The transfer of development rights program allows the building rights from land that the town seeks to preserve — such as farmland or open space — to be transferred to land where additional development is deemed to be appropriate.
Riverhead’s TDR program was an attempt to help farmers after the town’s 2003 Comprehensive Plan upzoned the minimum lot size for farmland in the Agricultural Protection zone from one acre to two acres.
“Farmers lost a huge amount of their land value,” said Jefferson Murphree, the town’s building and planning administrator, at last Thursday’s Town Board work session. “We need to offset that.”
A single development right costs about $65,000, according to Richard Wines, a member of the town’s TDR committee.
Officials expressed concern that developers seeking additional height for a building will just apply to the Zoning Board of Appeals.
Mr. Murphree said the town code needs to be amended but that the TDR proposal should be addressed before the town’s Comprehensive Plan update is completed, which could take a year.
“We see an opportunity presenting itself at the present time and we feel it should be addressed now and not wait,” Mr. Murphree said.
He said a number of warehouses are currently being proposed in industrial zones, mostly in Calverton.
One of these, Riverhead Logistics Center, proposed by Northpoint Development of Missouri, would involve a 50-foot-tall building with a footprint of 641,000 square feet on about 40 acres off Middle Road. The height limit in this zoning category is 30 feet
This would result in a building that is 32,050,000 cubic feet, according to Mr. Murphree. If the same building adhered to the current 30-foot height limit, that number would be 19,230,000 cubic feet — almost 13 million less.
The Riverhead Logistics Center property was purchased in November 2021 for $6.95 million, according to Mr. Murphree, who said this equates to about $187,000 per acre. “The difference between the price which the developer paid for the land versus what it would cost to develop as-of-right is approximately $4.5 million,” he said.

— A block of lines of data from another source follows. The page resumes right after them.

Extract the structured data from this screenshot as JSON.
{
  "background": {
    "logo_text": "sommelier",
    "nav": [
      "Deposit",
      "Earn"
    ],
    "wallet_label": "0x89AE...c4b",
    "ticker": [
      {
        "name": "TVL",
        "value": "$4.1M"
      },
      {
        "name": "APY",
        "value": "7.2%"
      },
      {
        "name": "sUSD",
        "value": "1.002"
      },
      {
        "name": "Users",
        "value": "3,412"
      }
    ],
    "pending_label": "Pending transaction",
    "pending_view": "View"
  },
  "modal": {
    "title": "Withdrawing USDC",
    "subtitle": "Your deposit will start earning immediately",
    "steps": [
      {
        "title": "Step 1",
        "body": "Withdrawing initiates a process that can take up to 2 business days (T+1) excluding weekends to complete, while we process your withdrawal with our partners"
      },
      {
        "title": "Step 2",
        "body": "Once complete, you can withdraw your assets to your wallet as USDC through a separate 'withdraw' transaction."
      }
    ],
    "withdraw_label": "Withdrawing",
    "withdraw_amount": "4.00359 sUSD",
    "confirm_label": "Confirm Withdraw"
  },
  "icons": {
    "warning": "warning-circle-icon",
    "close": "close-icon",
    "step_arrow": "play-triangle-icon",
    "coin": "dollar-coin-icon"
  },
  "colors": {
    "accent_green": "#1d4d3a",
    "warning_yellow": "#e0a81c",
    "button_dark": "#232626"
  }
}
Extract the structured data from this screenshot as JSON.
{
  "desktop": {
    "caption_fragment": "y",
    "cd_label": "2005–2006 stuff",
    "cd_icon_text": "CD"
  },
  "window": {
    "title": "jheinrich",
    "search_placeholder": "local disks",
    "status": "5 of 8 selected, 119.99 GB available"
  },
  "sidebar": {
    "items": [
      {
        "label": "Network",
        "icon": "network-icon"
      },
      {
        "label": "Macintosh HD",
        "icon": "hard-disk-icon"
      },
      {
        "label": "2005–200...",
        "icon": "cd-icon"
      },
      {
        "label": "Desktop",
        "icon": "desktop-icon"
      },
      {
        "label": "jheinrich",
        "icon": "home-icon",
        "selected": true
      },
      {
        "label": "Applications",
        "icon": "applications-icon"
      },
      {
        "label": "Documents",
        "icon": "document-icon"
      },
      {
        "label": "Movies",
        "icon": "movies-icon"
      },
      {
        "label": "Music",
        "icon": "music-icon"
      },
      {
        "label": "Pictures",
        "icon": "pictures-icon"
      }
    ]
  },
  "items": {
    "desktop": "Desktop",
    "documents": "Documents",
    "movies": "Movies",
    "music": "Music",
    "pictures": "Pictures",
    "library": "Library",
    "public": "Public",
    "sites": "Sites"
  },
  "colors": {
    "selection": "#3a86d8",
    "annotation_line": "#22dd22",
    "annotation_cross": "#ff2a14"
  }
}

Another industrial proposal seeking greater height allowances is HK Ventures, planned for Route 25 in Calverton. That project calls for eight buildings with a maximum height of 38 feet each, and total footprint of 412,629 square feet.
The Planning Board approved an environmental impact statement for HK Ventures last month.
The Riverhead Logistics Center was also subject to a scoping hearing before the Riverhead Planning Board last Thursday.
A scoping session gives the public an opportunity to identify issues they feel should be discussed at an environmental impact hearing.
Most of the speakers were critical of the proposal, mainly due to the proliferation of industrial proposals in the same area.
The scoping hearing has been held over to Thursday, Sept. 15, and the deadline for the final scope will now be Oct. 6. Chris Kent, attorney for the applicant, agreed to the extension because town officials were having difficulty understanding speakers on the Zoom platform.